June 1, 2020

More than 70 residents shared their priorities for Multnomah County’s fiscal year 2021 budget with the Board of County Commissioners at the second and final public budget hearing on May 27. Among the themes residents shared with the Board were opposition to funding several law enforcement programs in the Sheriff’s Office and calls for more funds to be allocated for social service programs that support residents of color.

Due to the COVID-19 pandemic, the County held virtual budget hearings this year. Thirty residents submitted written comments and 46 signed up to speak for two minutes each to commissioners at the May 27 evening hearing.  

Focus on communities of color

The County partnered with the Coalition of Communities of Color to host the hearing in order to focus on the needs of communities of color and other historically underrepresented groups in the county. The Coalition’s Advocacy Director Andrea Valderrama was the first to testify, encouraging the Board to adopt a budget that funds a COVID-19 response that prioritizes the needs of people of color, who have felt disproportionately severe health and financial impacts of the pandemic.  

She said the pandemic presents an opportunity to build a more equitable community.  “We should not go ‘back to normal’ after this pandemic. That wasn’t working for us,” she said, referring to the structural inequity that harms people of color.

The Board heard testimony from several people who work at local agencies that serve people of color and have seen new needs arise during the pandemic.  Daphne Jean Auza works with immigrants and refugees as a community navigator for the nonprofit Immigrant and Refugee Community Organization.  She said many of her clients depend on county social services and are facing the threat of deportation and changing federal policies that are hard for non-English speakers to track. 

Michael DeSantis with Ecumenical Ministries of Oregon urged the Board to fund housing for houseless youth, “many of whom are people of color who are more at risk of catching COVID-19.” 

Others who testified have been clients or employees of local agencies that have served people of color for many years, but are experiencing new challenges due to COVID-19. Blakely Gilbert is a  former justice-involved individual who wrestled with a substance use disorder and was able to turn his life around through Volunteers of America’s Men’s Resource Center, a residential program that provides addiction services.  “The pandemic has isolated many former addicts and made life more difficult for them,” he said.  

Several speakers sought funding for new programs that are meeting important community needs.  Andrew Brown asked for funding for Metro Homeshare, which provides affordable housing for low income seniors who rent portions of homes from seniors who own their home. 

Opposition to law enforcement spending

Northeast Portland resident Mel was one of several speakers from the Portland chapter of Black and Pink who opposed a 4 percent budget increase sought by the Sheriff’s Office.  “Jails are vectors for COVID-19,” she said, and suggested that funds would be better spent on housing and health services.

That view was seconded by a laid-off teacher named Scout, who lives in North Portland. “This deficit is an opportunity for us to decide what deserves funding and what does not,” she said.
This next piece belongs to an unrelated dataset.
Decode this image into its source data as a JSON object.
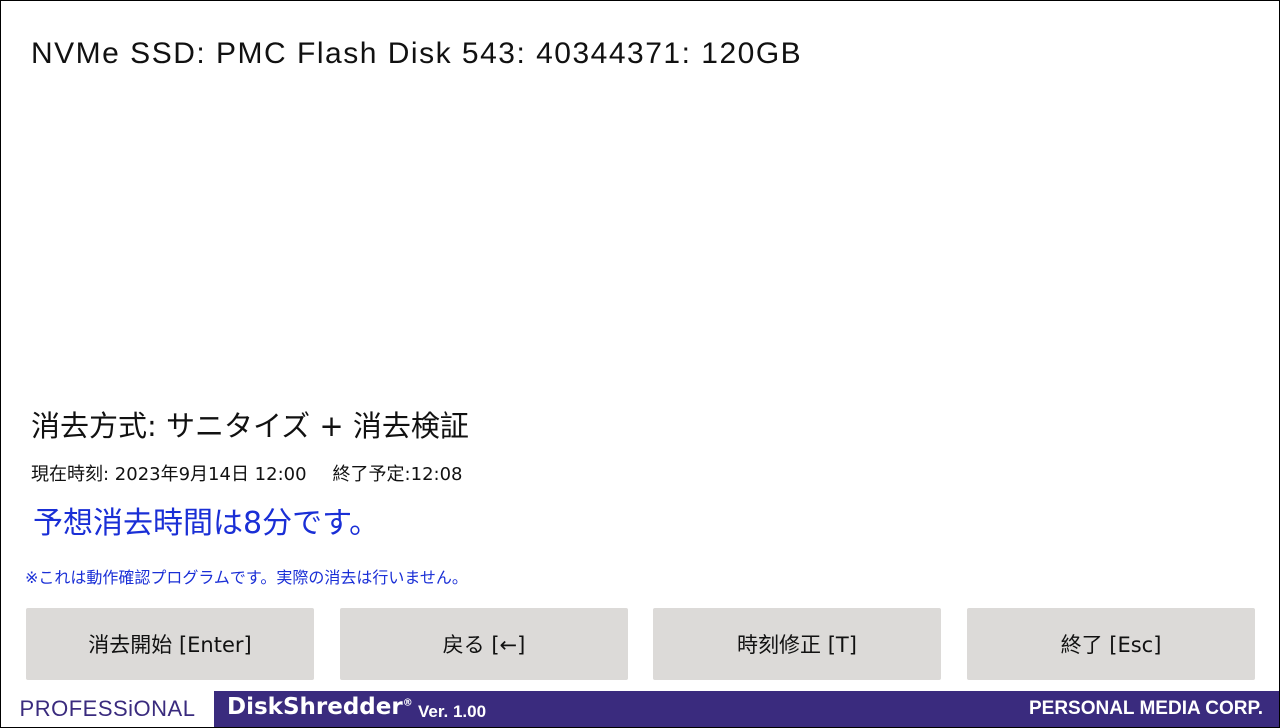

She urged the Board to not fund law enforcement sweeps of homeless camps, electronic monitoring for parolees, body cameras, and jail dorms.  “Instead we should focus on peer-led social services,” she said.

To accommodate the diverse speakers and listeners online, simultaneous interpretation was provided in four languages and in American Sign Language.

County Chair Deborah Kafoury thanked residents for sharing their views and noted the special urgency of this year’s budget process. “This year's budget is profoundly shaped by the County's response to COVID-19 over the last few months,” she said, “as well as our plans to continue supporting our community through, and eventually recovering from, this crisis. As the pandemic has touched every corner of our community with unprecedented challenges, your voice is especially critical to the budget process this year.”

Residents can still share their comments with commissioners about the budget by using the online form at multco.us/budgetfeedback, by contacting commissioners directly or by submitting comments at the June 23 County board meeting where the budget will be adopted.

A virtual public hearing will also be held on June 9 at 9:30 am by the Tax Supervising and Conservation Commission. To read or download the proposed budget, visit multco.us/budget